Farinas, who refused food for more than 130 days, reportedly was near death in recent days and hospitalized in the city of Santa, the BBC reported Friday.
"This confrontation ... has no winners or losers, only Cuba, our nation, has won," Farinas said in a statement released by his supporters.
After Wednesday's announcement of the prisoner release, Spain's foreign minister, Miguel Angel Moratinos, asked the European Union to relax its Common Position on Cuba, a 1996 policy that calls for advances in human rights and democracy before relations with Cuba could be normalized, the BBC said.
U.S. Secretary of State Hillary Clinton said she was encouraged by the move, which she described as "something that is overdue, but nevertheless very welcome."

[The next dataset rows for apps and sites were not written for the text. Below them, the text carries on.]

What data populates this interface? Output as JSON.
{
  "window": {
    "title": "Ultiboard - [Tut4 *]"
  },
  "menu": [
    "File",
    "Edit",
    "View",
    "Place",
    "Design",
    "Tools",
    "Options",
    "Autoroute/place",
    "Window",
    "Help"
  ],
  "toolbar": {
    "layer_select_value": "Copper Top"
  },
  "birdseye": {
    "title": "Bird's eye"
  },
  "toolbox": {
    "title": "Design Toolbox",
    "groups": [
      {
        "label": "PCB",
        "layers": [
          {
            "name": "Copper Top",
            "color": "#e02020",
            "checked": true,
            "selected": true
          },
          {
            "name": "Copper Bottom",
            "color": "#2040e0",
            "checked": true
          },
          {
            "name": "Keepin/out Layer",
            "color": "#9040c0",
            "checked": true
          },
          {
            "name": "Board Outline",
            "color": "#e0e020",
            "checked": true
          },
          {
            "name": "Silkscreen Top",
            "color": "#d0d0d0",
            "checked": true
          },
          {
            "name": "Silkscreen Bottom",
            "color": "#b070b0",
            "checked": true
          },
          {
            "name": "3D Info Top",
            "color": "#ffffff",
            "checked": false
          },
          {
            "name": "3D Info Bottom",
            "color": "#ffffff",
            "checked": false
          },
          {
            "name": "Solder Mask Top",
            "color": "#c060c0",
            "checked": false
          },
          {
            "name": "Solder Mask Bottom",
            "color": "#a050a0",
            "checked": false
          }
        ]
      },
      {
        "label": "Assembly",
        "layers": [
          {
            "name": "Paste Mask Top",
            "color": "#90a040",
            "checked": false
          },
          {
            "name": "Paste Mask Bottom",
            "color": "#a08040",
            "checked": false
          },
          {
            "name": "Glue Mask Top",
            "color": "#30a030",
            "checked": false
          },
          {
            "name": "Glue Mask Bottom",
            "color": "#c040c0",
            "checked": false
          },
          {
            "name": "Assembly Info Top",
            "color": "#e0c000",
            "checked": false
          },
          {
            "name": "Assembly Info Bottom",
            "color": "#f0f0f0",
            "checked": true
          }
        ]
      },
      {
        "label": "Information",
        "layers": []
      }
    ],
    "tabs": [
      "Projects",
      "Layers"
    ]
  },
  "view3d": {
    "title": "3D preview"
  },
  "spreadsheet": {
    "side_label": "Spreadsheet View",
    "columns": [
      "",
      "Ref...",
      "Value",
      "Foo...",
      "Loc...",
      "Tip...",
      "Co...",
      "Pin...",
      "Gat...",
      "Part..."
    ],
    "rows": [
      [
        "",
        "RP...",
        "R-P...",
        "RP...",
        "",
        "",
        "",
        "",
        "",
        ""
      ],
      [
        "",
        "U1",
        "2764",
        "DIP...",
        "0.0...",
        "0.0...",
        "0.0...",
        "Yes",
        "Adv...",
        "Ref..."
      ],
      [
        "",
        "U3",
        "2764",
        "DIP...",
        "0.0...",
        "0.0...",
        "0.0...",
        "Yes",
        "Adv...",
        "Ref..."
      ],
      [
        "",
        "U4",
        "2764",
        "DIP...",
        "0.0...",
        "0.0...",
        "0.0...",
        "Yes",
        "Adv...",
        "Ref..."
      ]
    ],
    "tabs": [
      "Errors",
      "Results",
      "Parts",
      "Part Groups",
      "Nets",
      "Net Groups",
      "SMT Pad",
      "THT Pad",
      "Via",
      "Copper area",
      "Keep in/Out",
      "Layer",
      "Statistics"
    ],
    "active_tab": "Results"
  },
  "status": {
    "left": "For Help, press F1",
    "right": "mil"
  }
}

Farinas began his hunger strike after another dissident died in February on the 85th day of a hunger strike. The death of Orlando Zapata Tamayo led to an international criticism of the Cuban government, which has denied it has political prisoners, calling them mercenaries paid by the United States to undercut the country's regime.